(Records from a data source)
==============================
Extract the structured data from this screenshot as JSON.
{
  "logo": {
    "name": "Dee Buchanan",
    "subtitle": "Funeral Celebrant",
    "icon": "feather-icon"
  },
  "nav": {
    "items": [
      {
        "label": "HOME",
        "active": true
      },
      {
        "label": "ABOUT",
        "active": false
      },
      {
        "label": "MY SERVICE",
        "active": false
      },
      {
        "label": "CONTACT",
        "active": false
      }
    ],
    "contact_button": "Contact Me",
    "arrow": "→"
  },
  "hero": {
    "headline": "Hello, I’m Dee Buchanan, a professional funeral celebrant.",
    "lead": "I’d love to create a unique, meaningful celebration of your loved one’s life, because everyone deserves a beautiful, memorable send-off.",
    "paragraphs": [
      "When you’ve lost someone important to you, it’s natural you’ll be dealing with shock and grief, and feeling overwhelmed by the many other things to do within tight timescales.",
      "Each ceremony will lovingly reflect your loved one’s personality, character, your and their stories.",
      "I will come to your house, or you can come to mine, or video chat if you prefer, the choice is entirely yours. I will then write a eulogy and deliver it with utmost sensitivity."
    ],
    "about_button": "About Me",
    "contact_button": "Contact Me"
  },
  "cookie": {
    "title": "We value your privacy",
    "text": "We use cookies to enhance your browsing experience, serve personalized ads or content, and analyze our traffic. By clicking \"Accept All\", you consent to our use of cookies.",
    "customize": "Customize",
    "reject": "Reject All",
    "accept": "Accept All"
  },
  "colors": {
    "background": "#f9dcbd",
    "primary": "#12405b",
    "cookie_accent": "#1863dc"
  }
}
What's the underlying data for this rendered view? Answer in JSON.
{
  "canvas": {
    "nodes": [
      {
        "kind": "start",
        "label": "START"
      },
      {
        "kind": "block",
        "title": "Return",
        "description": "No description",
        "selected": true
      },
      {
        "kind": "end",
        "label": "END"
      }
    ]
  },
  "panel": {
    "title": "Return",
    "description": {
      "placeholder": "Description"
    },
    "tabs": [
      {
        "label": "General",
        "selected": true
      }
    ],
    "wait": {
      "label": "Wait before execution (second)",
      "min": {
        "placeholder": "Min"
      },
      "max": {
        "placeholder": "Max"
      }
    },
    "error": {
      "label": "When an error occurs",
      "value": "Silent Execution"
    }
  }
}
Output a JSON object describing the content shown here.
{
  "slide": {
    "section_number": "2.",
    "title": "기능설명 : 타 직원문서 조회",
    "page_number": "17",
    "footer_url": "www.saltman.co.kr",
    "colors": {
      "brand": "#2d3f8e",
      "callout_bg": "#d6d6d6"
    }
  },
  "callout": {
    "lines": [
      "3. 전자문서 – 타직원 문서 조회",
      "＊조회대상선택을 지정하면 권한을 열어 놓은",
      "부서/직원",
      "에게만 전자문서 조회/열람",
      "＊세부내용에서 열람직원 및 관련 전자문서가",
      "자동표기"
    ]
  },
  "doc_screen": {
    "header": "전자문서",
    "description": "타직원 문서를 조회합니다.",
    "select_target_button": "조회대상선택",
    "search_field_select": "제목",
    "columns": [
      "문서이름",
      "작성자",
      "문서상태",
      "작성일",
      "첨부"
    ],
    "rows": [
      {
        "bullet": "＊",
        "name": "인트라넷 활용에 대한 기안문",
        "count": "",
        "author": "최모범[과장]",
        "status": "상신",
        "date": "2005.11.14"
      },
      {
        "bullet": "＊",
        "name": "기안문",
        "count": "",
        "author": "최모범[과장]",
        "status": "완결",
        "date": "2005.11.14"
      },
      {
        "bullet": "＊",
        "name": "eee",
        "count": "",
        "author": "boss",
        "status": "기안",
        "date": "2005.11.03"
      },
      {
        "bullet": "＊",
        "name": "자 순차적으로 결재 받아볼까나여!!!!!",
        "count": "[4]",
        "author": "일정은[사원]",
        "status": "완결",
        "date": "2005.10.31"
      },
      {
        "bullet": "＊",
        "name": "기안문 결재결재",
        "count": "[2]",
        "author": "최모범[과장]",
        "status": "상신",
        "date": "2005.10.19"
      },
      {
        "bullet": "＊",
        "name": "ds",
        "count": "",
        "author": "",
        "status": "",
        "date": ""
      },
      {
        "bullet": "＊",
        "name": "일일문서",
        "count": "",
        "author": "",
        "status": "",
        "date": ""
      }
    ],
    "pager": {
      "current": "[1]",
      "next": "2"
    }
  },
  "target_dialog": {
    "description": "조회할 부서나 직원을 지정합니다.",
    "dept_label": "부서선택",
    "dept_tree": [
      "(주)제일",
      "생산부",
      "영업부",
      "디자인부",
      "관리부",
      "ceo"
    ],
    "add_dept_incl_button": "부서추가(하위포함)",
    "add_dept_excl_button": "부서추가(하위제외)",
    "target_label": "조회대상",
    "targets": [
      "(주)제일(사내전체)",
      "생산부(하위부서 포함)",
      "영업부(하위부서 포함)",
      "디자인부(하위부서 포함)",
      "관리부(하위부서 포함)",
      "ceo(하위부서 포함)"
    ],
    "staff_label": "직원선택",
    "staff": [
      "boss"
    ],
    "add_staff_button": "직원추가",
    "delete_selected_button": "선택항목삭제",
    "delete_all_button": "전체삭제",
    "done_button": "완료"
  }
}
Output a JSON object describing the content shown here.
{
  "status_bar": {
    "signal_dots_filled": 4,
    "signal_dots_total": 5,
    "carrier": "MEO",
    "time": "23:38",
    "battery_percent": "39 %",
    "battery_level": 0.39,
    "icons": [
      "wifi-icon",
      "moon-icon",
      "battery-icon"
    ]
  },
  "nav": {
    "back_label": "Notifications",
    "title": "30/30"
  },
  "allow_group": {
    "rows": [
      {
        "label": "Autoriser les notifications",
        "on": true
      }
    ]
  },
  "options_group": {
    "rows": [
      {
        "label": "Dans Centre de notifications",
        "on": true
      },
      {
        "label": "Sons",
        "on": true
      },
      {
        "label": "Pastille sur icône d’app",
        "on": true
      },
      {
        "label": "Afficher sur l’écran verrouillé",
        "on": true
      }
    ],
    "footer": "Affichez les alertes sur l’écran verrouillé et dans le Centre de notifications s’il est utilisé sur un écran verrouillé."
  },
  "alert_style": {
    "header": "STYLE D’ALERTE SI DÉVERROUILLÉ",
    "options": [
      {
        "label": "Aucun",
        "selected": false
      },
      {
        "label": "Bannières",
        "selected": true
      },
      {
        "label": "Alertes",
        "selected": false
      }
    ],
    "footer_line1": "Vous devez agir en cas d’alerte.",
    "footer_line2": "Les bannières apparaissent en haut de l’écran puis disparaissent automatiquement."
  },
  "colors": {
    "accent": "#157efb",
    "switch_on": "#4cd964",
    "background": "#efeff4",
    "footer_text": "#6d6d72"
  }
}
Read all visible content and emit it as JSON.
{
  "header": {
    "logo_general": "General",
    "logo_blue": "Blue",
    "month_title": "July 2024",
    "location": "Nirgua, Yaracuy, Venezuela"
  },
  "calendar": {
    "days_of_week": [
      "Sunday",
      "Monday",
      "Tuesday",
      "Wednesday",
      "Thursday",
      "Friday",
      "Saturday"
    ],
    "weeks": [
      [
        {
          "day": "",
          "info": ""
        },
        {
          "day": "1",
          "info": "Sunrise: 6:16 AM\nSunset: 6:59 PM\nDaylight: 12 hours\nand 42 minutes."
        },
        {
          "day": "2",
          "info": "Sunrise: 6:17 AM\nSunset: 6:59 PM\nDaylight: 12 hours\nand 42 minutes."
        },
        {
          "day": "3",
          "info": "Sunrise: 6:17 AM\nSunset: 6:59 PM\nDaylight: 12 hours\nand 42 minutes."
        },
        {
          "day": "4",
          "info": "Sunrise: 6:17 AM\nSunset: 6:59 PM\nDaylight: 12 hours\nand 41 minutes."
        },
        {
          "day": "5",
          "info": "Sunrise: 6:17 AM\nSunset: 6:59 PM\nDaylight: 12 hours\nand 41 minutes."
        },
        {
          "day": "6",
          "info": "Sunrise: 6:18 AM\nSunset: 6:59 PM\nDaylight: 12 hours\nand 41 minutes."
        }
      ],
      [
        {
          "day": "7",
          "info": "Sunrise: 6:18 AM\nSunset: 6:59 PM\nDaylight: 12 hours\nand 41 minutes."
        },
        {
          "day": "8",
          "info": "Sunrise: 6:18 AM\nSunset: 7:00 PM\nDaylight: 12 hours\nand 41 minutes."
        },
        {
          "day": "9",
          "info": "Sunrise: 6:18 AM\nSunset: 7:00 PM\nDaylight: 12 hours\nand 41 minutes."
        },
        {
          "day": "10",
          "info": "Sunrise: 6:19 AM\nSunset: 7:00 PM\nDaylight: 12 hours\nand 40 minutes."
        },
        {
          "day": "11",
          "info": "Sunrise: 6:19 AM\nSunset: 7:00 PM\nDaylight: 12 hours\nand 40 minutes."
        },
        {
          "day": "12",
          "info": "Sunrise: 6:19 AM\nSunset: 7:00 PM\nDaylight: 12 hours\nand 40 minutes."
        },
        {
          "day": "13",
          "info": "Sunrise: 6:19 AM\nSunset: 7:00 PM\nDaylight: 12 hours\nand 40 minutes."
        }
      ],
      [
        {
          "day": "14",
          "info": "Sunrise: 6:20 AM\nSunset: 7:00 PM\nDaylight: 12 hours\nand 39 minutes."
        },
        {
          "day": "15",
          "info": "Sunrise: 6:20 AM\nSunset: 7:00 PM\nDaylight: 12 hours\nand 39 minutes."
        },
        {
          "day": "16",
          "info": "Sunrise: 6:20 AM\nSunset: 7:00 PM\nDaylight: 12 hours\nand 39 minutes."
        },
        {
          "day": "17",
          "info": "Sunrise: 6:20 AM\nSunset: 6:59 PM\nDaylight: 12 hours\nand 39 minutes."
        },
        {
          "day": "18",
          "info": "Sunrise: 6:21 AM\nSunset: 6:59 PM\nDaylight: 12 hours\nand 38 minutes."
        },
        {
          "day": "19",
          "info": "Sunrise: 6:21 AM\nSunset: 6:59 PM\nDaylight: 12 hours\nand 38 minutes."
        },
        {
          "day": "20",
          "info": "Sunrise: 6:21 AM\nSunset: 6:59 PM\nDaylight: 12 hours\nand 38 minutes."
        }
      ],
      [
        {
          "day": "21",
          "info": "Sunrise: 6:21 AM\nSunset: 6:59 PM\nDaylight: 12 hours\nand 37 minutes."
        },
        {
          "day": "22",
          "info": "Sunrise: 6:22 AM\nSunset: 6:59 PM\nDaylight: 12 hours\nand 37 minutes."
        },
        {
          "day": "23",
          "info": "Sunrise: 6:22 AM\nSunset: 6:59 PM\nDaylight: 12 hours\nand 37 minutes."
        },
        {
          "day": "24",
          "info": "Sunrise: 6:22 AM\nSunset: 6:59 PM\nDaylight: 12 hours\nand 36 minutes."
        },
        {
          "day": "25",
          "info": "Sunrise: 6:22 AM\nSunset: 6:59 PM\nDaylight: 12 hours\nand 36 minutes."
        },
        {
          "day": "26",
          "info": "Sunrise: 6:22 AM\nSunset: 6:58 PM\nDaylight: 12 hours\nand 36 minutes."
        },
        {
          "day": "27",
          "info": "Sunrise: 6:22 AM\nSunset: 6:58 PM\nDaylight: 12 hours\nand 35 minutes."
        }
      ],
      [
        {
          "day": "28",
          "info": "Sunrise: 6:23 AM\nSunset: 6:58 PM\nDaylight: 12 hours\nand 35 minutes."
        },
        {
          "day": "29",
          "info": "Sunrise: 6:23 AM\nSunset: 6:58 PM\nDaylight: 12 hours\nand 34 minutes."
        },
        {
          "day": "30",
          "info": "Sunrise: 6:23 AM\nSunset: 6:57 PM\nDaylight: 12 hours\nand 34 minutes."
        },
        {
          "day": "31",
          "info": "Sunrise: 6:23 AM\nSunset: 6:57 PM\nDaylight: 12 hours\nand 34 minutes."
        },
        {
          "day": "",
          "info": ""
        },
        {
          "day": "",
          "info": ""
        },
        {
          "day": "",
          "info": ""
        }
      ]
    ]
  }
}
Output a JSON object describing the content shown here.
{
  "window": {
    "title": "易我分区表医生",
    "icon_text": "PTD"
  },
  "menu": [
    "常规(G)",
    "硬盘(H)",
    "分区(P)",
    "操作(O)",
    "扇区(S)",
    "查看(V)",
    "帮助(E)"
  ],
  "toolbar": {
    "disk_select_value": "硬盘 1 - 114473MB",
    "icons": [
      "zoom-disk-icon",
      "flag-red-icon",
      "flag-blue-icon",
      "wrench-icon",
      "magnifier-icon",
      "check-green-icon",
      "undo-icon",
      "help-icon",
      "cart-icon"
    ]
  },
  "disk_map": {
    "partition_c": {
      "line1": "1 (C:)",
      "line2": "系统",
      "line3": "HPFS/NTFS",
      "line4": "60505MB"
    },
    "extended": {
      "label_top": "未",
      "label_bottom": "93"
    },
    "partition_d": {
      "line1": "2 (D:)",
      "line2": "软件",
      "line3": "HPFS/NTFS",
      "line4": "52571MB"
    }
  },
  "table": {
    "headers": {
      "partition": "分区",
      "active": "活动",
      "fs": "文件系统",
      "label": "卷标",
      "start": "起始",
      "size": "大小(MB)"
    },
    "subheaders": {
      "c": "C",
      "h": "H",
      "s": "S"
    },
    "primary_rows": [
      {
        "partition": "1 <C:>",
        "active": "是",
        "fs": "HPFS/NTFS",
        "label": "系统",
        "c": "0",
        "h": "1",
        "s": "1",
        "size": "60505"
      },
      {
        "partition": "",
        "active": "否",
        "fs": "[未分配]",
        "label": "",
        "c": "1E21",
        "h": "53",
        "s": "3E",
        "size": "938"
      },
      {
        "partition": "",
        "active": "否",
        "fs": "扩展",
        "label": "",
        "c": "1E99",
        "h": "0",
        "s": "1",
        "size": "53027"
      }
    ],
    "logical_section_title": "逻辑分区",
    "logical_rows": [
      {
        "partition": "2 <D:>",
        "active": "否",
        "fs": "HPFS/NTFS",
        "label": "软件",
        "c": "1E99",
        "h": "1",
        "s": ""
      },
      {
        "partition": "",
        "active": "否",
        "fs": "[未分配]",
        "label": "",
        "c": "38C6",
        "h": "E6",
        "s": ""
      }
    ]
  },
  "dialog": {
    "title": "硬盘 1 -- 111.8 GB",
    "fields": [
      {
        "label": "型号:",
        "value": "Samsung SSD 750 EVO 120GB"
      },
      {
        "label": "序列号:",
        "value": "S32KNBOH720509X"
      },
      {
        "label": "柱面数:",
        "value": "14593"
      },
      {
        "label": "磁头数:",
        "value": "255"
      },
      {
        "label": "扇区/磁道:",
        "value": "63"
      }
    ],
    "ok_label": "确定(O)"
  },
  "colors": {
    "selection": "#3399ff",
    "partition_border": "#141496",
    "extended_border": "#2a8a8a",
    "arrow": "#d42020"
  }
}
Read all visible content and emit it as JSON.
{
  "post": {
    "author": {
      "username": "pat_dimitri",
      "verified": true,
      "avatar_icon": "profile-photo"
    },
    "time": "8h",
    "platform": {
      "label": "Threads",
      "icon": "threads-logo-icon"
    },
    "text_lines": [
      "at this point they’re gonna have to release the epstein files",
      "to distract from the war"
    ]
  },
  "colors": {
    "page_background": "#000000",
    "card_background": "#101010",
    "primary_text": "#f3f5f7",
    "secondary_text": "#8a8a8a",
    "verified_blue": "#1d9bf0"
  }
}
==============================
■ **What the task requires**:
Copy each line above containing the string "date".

■ **Solution for this exercise**:
        "date": "2005.11.14"
        "date": "2005.11.14"
        "date": "2005.11.03"
        "date": "2005.10.31"
        "date": "2005.10.19"
        "date": ""
        "date": ""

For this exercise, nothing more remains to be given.